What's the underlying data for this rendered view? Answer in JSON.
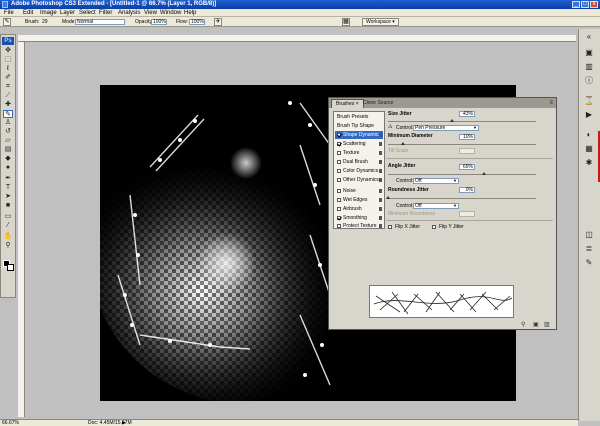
{
  "window": {
    "title": "Adobe Photoshop CS3 Extended - [Untitled-1 @ 66.7% (Layer 1, RGB/8)]",
    "controls": [
      "_",
      "□",
      "x"
    ]
  },
  "menu": [
    "File",
    "Edit",
    "Image",
    "Layer",
    "Select",
    "Filter",
    "Analysis",
    "View",
    "Window",
    "Help"
  ],
  "options_bar": {
    "brush_label": "Brush:",
    "brush_size": "29",
    "mode_label": "Mode:",
    "mode_value": "Normal",
    "opacity_label": "Opacity:",
    "opacity_value": "100%",
    "flow_label": "Flow:",
    "flow_value": "100%",
    "workspace_label": "Workspace ▾"
  },
  "tools_panel": {
    "badge": "Ps",
    "tools": [
      "move-icon",
      "marquee-icon",
      "lasso-icon",
      "quick-select-icon",
      "crop-icon",
      "slice-icon",
      "healing-icon",
      "brush-icon",
      "clone-stamp-icon",
      "history-brush-icon",
      "eraser-icon",
      "gradient-icon",
      "blur-icon",
      "dodge-icon",
      "pen-icon",
      "type-icon",
      "path-select-icon",
      "shape-icon",
      "notes-icon",
      "eyedropper-icon",
      "hand-icon",
      "zoom-icon"
    ],
    "active_tool": "brush-icon",
    "foreground_color": "#000000",
    "background_color": "#ffffff"
  },
  "status_bar": {
    "zoom": "66.67%",
    "doc_size": "Doc: 4.45M/15.67M",
    "arrow": "▶"
  },
  "brushes_panel": {
    "tabs": [
      "Brushes ×",
      "Clone Source"
    ],
    "menu_icon": "≡",
    "list": [
      {
        "label": "Brush Presets",
        "checkbox": false,
        "lock": false,
        "selected": false
      },
      {
        "label": "Brush Tip Shape",
        "checkbox": false,
        "lock": false,
        "selected": false
      },
      {
        "label": "Shape Dynamics",
        "checkbox": true,
        "checked": true,
        "lock": true,
        "selected": true
      },
      {
        "label": "Scattering",
        "checkbox": true,
        "checked": true,
        "lock": true,
        "selected": false
      },
      {
        "label": "Texture",
        "checkbox": true,
        "checked": false,
        "lock": true,
        "selected": false
      },
      {
        "label": "Dual Brush",
        "checkbox": true,
        "checked": false,
        "lock": true,
        "selected": false
      },
      {
        "label": "Color Dynamics",
        "checkbox": true,
        "checked": false,
        "lock": true,
        "selected": false
      },
      {
        "label": "Other Dynamics",
        "checkbox": true,
        "checked": false,
        "lock": true,
        "selected": false
      },
      {
        "label": "Noise",
        "checkbox": true,
        "checked": false,
        "lock": true,
        "selected": false
      },
      {
        "label": "Wet Edges",
        "checkbox": true,
        "checked": false,
        "lock": true,
        "selected": false
      },
      {
        "label": "Airbrush",
        "checkbox": true,
        "checked": false,
        "lock": true,
        "selected": false
      },
      {
        "label": "Smoothing",
        "checkbox": true,
        "checked": true,
        "lock": true,
        "selected": false
      },
      {
        "label": "Protect Texture",
        "checkbox": true,
        "checked": false,
        "lock": true,
        "selected": false
      }
    ],
    "size_jitter": {
      "label": "Size Jitter",
      "value": "43%",
      "level": 0.43
    },
    "size_control": {
      "label": "Control:",
      "value": "Pen Pressure"
    },
    "minimum_diameter": {
      "label": "Minimum Diameter",
      "value": "10%",
      "level": 0.1
    },
    "tilt_scale": {
      "label": "Tilt Scale"
    },
    "angle_jitter": {
      "label": "Angle Jitter",
      "value": "65%",
      "level": 0.65
    },
    "angle_control": {
      "label": "Control:",
      "value": "Off"
    },
    "roundness_jitter": {
      "label": "Roundness Jitter",
      "value": "0%",
      "level": 0.0
    },
    "roundness_control": {
      "label": "Control:",
      "value": "Off"
    },
    "minimum_roundness": {
      "label": "Minimum Roundness"
    },
    "flip_x": {
      "label": "Flip X Jitter",
      "checked": false
    },
    "flip_y": {
      "label": "Flip Y Jitter",
      "checked": false
    },
    "footer_icons": [
      "brush-pin-icon",
      "new-brush-icon",
      "delete-brush-icon"
    ]
  },
  "dock": [
    "collapse-arrow-icon",
    "navigator-icon",
    "histogram-icon",
    "info-icon",
    "history-icon",
    "actions-icon",
    "color-icon",
    "swatches-icon",
    "styles-icon",
    "layers-icon",
    "channels-icon",
    "paths-icon"
  ]
}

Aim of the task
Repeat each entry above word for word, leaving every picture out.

Solution
What's the underlying data for this rendered view? Answer in JSON.
{
  "window": {
    "title": "Adobe Photoshop CS3 Extended - [Untitled-1 @ 66.7% (Layer 1, RGB/8)]",
    "controls": [
      "_",
      "□",
      "x"
    ]
  },
  "menu": [
    "File",
    "Edit",
    "Image",
    "Layer",
    "Select",
    "Filter",
    "Analysis",
    "View",
    "Window",
    "Help"
  ],
  "options_bar": {
    "brush_label": "Brush:",
    "brush_size": "29",
    "mode_label": "Mode:",
    "mode_value": "Normal",
    "opacity_label": "Opacity:",
    "opacity_value": "100%",
    "flow_label": "Flow:",
    "flow_value": "100%",
    "workspace_label": "Workspace ▾"
  },
  "tools_panel": {
    "badge": "Ps",
    "tools": [
      "move-icon",
      "marquee-icon",
      "lasso-icon",
      "quick-select-icon",
      "crop-icon",
      "slice-icon",
      "healing-icon",
      "brush-icon",
      "clone-stamp-icon",
      "history-brush-icon",
      "eraser-icon",
      "gradient-icon",
      "blur-icon",
      "dodge-icon",
      "pen-icon",
      "type-icon",
      "path-select-icon",
      "shape-icon",
      "notes-icon",
      "eyedropper-icon",
      "hand-icon",
      "zoom-icon"
    ],
    "active_tool": "brush-icon",
    "foreground_color": "#000000",
    "background_color": "#ffffff"
  },
  "status_bar": {
    "zoom": "66.67%",
    "doc_size": "Doc: 4.45M/15.67M",
    "arrow": "▶"
  },
  "brushes_panel": {
    "tabs": [
      "Brushes ×",
      "Clone Source"
    ],
    "menu_icon": "≡",
    "list": [
      {
        "label": "Brush Presets",
        "checkbox": false,
        "lock": false,
        "selected": false
      },
      {
        "label": "Brush Tip Shape",
        "checkbox": false,
        "lock": false,
        "selected": false
      },
      {
        "label": "Shape Dynamics",
        "checkbox": true,
        "checked": true,
        "lock": true,
        "selected": true
      },
      {
        "label": "Scattering",
        "checkbox": true,
        "checked": true,
        "lock": true,
        "selected": false
      },
      {
        "label": "Texture",
        "checkbox": true,
        "checked": false,
        "lock": true,
        "selected": false
      },
      {
        "label": "Dual Brush",
        "checkbox": true,
        "checked": false,
        "lock": true,
        "selected": false
      },
      {
        "label": "Color Dynamics",
        "checkbox": true,
        "checked": false,
        "lock": true,
        "selected": false
      },
      {
        "label": "Other Dynamics",
        "checkbox": true,
        "checked": false,
        "lock": true,
        "selected": false
      },
      {
        "label": "Noise",
        "checkbox": true,
        "checked": false,
        "lock": true,
        "selected": false
      },
      {
        "label": "Wet Edges",
        "checkbox": true,
        "checked": false,
        "lock": true,
        "selected": false
      },
      {
        "label": "Airbrush",
        "checkbox": true,
        "checked": false,
        "lock": true,
        "selected": false
      },
      {
        "label": "Smoothing",
        "checkbox": true,
        "checked": true,
        "lock": true,
        "selected": false
      },
      {
        "label": "Protect Texture",
        "checkbox": true,
        "checked": false,
        "lock": true,
        "selected": false
      }
    ],
    "size_jitter": {
      "label": "Size Jitter",
      "value": "43%",
      "level": 0.43
    },
    "size_control": {
      "label": "Control:",
      "value": "Pen Pressure"
    },
    "minimum_diameter": {
      "label": "Minimum Diameter",
      "value": "10%",
      "level": 0.1
    },
    "tilt_scale": {
      "label": "Tilt Scale"
    },
    "angle_jitter": {
      "label": "Angle Jitter",
      "value": "65%",
      "level": 0.65
    },
    "angle_control": {
      "label": "Control:",
      "value": "Off"
    },
    "roundness_jitter": {
      "label": "Roundness Jitter",
      "value": "0%",
      "level": 0.0
    },
    "roundness_control": {
      "label": "Control:",
      "value": "Off"
    },
    "minimum_roundness": {
      "label": "Minimum Roundness"
    },
    "flip_x": {
      "label": "Flip X Jitter",
      "checked": false
    },
    "flip_y": {
      "label": "Flip Y Jitter",
      "checked": false
    },
    "footer_icons": [
      "brush-pin-icon",
      "new-brush-icon",
      "delete-brush-icon"
    ]
  },
  "dock": [
    "collapse-arrow-icon",
    "navigator-icon",
    "histogram-icon",
    "info-icon",
    "history-icon",
    "actions-icon",
    "color-icon",
    "swatches-icon",
    "styles-icon",
    "layers-icon",
    "channels-icon",
    "paths-icon"
  ]
}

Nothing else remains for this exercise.